The bike shed won't get painted to a new color just because a the new middle manager asked for it.
“If this was a small startup I couldn’t see those being hurdles but at a behemoth like MS with an almost 2 decade old product I can.”
In a large enterprise the process isn't too hard, it's just complicated.
I was neither justifying or admonishing MS for this issue, I was just responding to a gross trivialization of the process that I found offensive.
Let's see. How many microsoft employees would it take to change a lightbulb? ;-)
> That initial five minutes of dev time translates into many person-weeks of work and enormous costs
This is just to add an interesting article on top of the sibling comment from the MS employee; nothing's easy in the engineering of a large product.
Valid counter-criticism of the "just a couple of lines of code" line generally, but four months is a long time since disclosure and that is a lot of morning coffees.
According to the article, Microsoft is dedicating resources to a new client which won't exhibit the flaw.
So I guess that means either they examined the flaw and determined it wasn't a high enough risk to warrant patching, or they don't care. Dealer's choice I guess.

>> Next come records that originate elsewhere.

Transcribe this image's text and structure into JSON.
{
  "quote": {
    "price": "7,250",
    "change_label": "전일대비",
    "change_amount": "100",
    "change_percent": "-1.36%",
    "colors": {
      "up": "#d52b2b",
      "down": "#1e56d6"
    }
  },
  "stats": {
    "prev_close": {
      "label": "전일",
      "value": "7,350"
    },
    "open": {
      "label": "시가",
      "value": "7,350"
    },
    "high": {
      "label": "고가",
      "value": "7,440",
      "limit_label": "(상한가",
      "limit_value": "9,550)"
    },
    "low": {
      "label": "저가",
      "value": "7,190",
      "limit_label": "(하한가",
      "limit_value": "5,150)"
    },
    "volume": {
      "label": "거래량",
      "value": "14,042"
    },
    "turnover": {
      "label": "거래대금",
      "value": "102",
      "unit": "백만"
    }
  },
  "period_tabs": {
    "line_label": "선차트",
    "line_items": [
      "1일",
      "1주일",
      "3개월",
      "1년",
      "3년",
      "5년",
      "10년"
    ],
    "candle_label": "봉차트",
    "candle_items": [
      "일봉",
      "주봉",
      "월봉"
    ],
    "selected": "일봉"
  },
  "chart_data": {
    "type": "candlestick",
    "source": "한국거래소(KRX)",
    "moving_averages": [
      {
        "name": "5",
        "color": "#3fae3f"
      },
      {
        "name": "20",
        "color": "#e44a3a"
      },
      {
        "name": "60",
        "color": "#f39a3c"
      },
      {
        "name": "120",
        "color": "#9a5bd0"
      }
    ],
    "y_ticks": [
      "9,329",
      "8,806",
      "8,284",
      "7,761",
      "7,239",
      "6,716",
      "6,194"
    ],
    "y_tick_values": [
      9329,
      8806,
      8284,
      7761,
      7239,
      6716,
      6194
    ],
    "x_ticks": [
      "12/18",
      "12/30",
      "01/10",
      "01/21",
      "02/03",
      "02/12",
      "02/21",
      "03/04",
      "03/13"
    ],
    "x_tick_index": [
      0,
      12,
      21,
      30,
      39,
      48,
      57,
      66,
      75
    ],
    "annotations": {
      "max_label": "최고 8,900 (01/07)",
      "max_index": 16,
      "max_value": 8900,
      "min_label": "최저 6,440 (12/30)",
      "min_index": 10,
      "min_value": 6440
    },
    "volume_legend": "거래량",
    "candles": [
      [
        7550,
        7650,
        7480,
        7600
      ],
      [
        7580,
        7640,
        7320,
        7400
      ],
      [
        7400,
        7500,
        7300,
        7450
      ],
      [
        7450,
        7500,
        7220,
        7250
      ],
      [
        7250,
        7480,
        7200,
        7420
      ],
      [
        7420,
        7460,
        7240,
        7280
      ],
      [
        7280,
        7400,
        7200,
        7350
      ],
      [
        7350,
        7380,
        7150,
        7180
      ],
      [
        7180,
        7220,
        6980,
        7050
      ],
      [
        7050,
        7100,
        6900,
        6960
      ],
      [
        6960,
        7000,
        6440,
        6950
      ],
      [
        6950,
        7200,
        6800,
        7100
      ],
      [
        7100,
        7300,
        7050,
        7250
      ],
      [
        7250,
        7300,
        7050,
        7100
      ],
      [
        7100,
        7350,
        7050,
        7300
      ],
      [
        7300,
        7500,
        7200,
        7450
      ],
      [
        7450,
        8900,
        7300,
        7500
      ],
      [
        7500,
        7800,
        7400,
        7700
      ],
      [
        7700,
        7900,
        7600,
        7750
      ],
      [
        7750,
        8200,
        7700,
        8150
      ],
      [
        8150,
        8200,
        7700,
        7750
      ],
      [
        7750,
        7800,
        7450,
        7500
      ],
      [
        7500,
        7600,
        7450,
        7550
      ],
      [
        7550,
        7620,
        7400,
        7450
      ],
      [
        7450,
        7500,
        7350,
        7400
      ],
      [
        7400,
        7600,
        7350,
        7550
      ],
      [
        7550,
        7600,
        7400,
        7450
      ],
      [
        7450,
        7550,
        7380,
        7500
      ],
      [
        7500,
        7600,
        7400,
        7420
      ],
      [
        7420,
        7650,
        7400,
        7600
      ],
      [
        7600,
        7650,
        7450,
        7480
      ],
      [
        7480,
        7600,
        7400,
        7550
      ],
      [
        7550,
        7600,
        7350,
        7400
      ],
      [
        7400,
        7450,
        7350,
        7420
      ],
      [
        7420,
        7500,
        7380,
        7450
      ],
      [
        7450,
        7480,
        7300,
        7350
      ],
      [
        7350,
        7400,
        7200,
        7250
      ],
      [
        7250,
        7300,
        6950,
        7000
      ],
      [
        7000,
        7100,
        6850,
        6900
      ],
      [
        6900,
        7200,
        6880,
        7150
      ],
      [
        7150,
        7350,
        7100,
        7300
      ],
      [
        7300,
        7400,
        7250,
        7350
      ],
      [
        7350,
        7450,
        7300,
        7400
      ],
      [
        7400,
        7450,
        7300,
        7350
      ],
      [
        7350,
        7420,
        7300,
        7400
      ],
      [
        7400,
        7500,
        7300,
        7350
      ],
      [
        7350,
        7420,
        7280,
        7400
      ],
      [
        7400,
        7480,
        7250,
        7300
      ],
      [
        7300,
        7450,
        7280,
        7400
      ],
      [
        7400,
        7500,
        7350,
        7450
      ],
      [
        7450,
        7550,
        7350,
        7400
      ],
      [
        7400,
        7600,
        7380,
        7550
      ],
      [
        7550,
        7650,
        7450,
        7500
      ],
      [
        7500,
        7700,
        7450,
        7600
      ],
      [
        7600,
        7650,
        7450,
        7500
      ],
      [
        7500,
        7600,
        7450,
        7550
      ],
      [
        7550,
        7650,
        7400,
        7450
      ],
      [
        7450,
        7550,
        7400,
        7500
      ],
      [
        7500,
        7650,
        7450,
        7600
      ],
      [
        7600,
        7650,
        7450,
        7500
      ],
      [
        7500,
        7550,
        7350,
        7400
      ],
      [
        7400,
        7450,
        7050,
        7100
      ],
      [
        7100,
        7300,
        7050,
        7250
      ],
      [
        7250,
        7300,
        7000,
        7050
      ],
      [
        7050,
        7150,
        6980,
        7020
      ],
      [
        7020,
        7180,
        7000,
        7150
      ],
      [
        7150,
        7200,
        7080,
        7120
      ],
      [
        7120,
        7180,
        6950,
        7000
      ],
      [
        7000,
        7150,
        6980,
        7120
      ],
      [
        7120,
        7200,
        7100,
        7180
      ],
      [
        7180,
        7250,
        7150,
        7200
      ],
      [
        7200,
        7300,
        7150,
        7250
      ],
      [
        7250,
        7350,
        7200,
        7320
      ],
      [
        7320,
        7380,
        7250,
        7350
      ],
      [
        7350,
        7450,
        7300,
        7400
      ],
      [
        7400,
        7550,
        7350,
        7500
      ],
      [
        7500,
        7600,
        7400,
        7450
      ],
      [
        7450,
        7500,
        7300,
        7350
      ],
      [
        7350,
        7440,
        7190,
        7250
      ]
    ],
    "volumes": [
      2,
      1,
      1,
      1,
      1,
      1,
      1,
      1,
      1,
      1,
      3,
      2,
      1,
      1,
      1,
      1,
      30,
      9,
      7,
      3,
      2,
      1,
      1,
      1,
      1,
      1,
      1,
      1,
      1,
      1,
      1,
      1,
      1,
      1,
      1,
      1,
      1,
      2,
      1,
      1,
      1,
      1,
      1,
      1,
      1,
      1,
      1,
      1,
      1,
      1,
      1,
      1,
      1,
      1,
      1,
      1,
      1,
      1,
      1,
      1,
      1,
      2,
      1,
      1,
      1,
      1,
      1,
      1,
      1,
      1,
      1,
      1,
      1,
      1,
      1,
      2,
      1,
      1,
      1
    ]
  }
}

Maybe the number of people using Skype these days is insignificant? I tried to use it about a year ago and noped the hell away after 5 minutes.
There have been a lot of write-ups on this topic on Raymond Chen's blog, here is a good example:
The link you provide as an example suggests that this sort of thing might be done to facilitate testing, but again, that doesn't seem to be a compelling reason for not fixing it now - 'ship what you test' is a good principle, but it does not preempt 'fix known security holes.'
There was a month when 50%+ of the traffic on full-disclosure@ was just one person repeatedly announcing newly discovered problems with various Windows software that all involved search-path problems ("DLL hijacking" or related issues).
There's at least one author who is super keen on using the phrase "binary planting" to refer to a similar class of attacks.
I doubt this was intentional at first, but the fact that they don't want to fix it is very fishy.
To anyone going "but what if they replace the binary!" well then they've already gotten past the air-tight hatchway.
Good question. Almost every time I want to use some new security tool - like say AppLocker - Skype craps out on me, because it seems to be so badly programmed, and it's all over the place in Windows. It's why I stopped using the native app completely, and only use the web version whenever I still need to use Skype.
%SYSTEMROOT%/Temp doesn't seem to be user-readable at all, so I'm having trouble understanding how you write anything there without already having escalated permissions.
If anyone is wondering, it's a little bit tricky to check because without the read permission, Windows Explorer can't see what the permissions are.
P.S check out Microsoft teams!